Exercise: All entries should be output exactly as they stand.

Dataset records:
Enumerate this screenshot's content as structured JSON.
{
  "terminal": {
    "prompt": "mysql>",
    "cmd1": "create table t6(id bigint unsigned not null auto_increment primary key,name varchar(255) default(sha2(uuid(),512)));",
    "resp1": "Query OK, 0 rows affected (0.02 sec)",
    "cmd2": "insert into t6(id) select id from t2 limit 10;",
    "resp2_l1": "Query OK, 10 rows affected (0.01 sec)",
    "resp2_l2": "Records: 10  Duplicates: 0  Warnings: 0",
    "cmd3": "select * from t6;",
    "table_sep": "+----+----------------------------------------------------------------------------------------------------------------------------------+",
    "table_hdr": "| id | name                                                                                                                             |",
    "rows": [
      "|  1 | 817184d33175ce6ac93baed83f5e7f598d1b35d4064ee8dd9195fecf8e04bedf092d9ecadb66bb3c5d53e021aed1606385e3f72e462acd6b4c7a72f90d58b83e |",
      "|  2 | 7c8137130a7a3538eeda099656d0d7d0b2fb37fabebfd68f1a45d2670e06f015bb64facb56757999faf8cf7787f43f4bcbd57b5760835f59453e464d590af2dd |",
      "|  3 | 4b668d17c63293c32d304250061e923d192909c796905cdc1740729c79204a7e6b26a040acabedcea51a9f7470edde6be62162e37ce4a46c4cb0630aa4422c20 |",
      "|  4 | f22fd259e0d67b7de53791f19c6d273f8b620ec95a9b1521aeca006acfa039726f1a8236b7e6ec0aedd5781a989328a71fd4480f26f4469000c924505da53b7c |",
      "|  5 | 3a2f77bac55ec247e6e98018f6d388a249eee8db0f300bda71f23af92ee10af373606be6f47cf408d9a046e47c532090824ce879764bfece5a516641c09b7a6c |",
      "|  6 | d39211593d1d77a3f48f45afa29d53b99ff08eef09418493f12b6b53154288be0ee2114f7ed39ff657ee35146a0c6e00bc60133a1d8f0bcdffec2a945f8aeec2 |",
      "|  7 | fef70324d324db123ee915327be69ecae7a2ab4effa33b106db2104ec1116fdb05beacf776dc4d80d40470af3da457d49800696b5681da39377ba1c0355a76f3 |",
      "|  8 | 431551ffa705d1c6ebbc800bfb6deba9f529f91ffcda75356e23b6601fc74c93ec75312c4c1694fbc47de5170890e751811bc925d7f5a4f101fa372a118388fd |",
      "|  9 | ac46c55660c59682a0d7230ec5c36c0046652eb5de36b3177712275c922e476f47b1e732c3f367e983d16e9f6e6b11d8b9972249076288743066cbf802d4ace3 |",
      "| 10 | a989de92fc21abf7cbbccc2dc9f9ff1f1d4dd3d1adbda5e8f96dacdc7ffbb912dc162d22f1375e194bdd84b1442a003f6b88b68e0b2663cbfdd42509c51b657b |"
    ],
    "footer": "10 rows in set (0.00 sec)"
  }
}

Response to the task:
Enumerate this screenshot's content as structured JSON.
{
  "terminal": {
    "prompt": "mysql>",
    "cmd1": "create table t6(id bigint unsigned not null auto_increment primary key,name varchar(255) default(sha2(uuid(),512)));",
    "resp1": "Query OK, 0 rows affected (0.02 sec)",
    "cmd2": "insert into t6(id) select id from t2 limit 10;",
    "resp2_l1": "Query OK, 10 rows affected (0.01 sec)",
    "resp2_l2": "Records: 10  Duplicates: 0  Warnings: 0",
    "cmd3": "select * from t6;",
    "table_sep": "+----+----------------------------------------------------------------------------------------------------------------------------------+",
    "table_hdr": "| id | name                                                                                                                             |",
    "rows": [
      "|  1 | 817184d33175ce6ac93baed83f5e7f598d1b35d4064ee8dd9195fecf8e04bedf092d9ecadb66bb3c5d53e021aed1606385e3f72e462acd6b4c7a72f90d58b83e |",
      "|  2 | 7c8137130a7a3538eeda099656d0d7d0b2fb37fabebfd68f1a45d2670e06f015bb64facb56757999faf8cf7787f43f4bcbd57b5760835f59453e464d590af2dd |",
      "|  3 | 4b668d17c63293c32d304250061e923d192909c796905cdc1740729c79204a7e6b26a040acabedcea51a9f7470edde6be62162e37ce4a46c4cb0630aa4422c20 |",
      "|  4 | f22fd259e0d67b7de53791f19c6d273f8b620ec95a9b1521aeca006acfa039726f1a8236b7e6ec0aedd5781a989328a71fd4480f26f4469000c924505da53b7c |",
      "|  5 | 3a2f77bac55ec247e6e98018f6d388a249eee8db0f300bda71f23af92ee10af373606be6f47cf408d9a046e47c532090824ce879764bfece5a516641c09b7a6c |",
      "|  6 | d39211593d1d77a3f48f45afa29d53b99ff08eef09418493f12b6b53154288be0ee2114f7ed39ff657ee35146a0c6e00bc60133a1d8f0bcdffec2a945f8aeec2 |",
      "|  7 | fef70324d324db123ee915327be69ecae7a2ab4effa33b106db2104ec1116fdb05beacf776dc4d80d40470af3da457d49800696b5681da39377ba1c0355a76f3 |",
      "|  8 | 431551ffa705d1c6ebbc800bfb6deba9f529f91ffcda75356e23b6601fc74c93ec75312c4c1694fbc47de5170890e751811bc925d7f5a4f101fa372a118388fd |",
      "|  9 | ac46c55660c59682a0d7230ec5c36c0046652eb5de36b3177712275c922e476f47b1e732c3f367e983d16e9f6e6b11d8b9972249076288743066cbf802d4ace3 |",
      "| 10 | a989de92fc21abf7cbbccc2dc9f9ff1f1d4dd3d1adbda5e8f96dacdc7ffbb912dc162d22f1375e194bdd84b1442a003f6b88b68e0b2663cbfdd42509c51b657b |"
    ],
    "footer": "10 rows in set (0.00 sec)"
  }
}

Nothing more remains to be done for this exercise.